‘I think it’s just at this time of year - when men are frantically buying them and every girl in the world is being given them...’ Lucy stopped and stared down into her coffee.

‘Do you not have anyone to give you roses?’ the man asked. Lucy looked up and met his gaze.

‘Well, yes I do. I mean I do have someone, but he won’t buy roses. The last gift he gave me was a cactus.’

The man gave a small smile. ‘I’ve never heard of saying it with spikes.’ Lucy tried to think of something witty to say and failed. ‘Tell me about this special rose you want,’ she asked.

The man’s face looked serious again as he reached for his phone and started scrolling through images. ‘Rosa damascena,’ he said. ‘It’s Persian. One of the oldest roses in the world.’ He showed Lucy a picture of a beautiful deep-pink bloom. ‘For thousands of years its oil has been used for medicinal and culinary purposes.’ He paused, looking intensely at her across the table. ‘It’s the rose of true love. Its scent is said to arouse desire.’

Lucy found herself taking in a breath. She had to try very hard not to meet the man’s gaze.

‘I’ve never seen it for sale as a cut flower,’ she said, attempting a professional tone. ‘But I can look for you.’

‘It would mean so much to me if you could. Even one single flower.’ The man reached across the table and lightly touched her hand. ‘I just can’t bear to lose her, this is my last hope.’

Lucy wanted to ask more about the woman he seemed so besotted with, but suddenly the man’s phone began to ring. He answered, and Lucy could hear a voice speaking urgently but couldn’t make out the words.

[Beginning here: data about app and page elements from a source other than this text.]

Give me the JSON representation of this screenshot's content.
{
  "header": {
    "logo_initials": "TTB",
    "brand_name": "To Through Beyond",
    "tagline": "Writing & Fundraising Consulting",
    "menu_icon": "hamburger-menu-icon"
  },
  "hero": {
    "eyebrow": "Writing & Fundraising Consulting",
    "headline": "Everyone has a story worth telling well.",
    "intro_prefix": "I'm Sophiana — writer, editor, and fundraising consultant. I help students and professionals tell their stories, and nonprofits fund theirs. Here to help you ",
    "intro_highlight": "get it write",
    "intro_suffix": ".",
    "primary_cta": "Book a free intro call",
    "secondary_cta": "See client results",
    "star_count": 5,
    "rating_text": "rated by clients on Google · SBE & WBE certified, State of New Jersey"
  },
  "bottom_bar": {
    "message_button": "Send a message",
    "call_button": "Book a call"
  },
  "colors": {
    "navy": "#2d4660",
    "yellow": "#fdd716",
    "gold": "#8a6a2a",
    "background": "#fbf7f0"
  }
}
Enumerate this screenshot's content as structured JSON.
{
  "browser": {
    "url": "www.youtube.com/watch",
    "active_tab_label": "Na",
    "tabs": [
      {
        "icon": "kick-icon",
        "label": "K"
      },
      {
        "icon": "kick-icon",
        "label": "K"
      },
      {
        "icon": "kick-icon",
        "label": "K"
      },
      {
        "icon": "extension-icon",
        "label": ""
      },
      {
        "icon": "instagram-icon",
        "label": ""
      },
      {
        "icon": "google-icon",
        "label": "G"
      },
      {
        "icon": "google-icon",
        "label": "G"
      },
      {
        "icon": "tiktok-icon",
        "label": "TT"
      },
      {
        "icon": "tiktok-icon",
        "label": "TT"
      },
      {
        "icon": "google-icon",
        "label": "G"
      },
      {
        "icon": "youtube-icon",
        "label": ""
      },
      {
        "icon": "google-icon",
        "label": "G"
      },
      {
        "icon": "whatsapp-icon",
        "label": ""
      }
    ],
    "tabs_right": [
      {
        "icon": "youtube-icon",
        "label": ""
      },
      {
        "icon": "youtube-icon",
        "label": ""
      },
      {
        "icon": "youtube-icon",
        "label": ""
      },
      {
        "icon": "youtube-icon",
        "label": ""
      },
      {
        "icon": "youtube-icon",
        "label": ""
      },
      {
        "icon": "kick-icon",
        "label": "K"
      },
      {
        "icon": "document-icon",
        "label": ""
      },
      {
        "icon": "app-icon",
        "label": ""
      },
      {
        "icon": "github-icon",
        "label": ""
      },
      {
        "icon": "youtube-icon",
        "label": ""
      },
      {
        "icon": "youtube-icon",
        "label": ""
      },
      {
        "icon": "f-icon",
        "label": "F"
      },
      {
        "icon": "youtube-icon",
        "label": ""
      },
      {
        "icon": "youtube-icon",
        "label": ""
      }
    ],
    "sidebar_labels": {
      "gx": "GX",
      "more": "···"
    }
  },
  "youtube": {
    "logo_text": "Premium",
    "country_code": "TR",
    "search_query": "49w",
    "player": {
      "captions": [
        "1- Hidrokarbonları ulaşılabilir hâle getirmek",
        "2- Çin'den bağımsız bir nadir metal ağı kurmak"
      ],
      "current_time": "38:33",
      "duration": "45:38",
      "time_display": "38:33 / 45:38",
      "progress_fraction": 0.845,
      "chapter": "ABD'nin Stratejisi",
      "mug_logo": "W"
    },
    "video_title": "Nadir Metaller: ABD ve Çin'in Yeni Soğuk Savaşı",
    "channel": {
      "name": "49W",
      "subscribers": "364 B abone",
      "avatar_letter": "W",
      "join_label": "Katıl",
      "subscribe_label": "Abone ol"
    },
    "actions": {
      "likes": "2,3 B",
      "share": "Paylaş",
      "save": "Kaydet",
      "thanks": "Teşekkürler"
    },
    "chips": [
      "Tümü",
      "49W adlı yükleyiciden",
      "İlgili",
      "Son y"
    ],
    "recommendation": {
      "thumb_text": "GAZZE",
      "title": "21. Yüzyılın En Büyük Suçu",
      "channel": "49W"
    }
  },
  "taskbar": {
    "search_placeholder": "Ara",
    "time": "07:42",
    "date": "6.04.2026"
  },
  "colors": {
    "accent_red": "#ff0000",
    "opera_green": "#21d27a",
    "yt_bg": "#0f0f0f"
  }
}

‘I have to go.’ The man was already standing, shrugging on his long tweed coat. ‘Wait,’ Lucy exclaimed. ‘How can I tell you if I find the rose?’ But he had gone, leaving Lucy alone in the café, her hand still tingling where his fingers had touched her skin.
◆ Part two in next issue, in shops on 1st March 2024.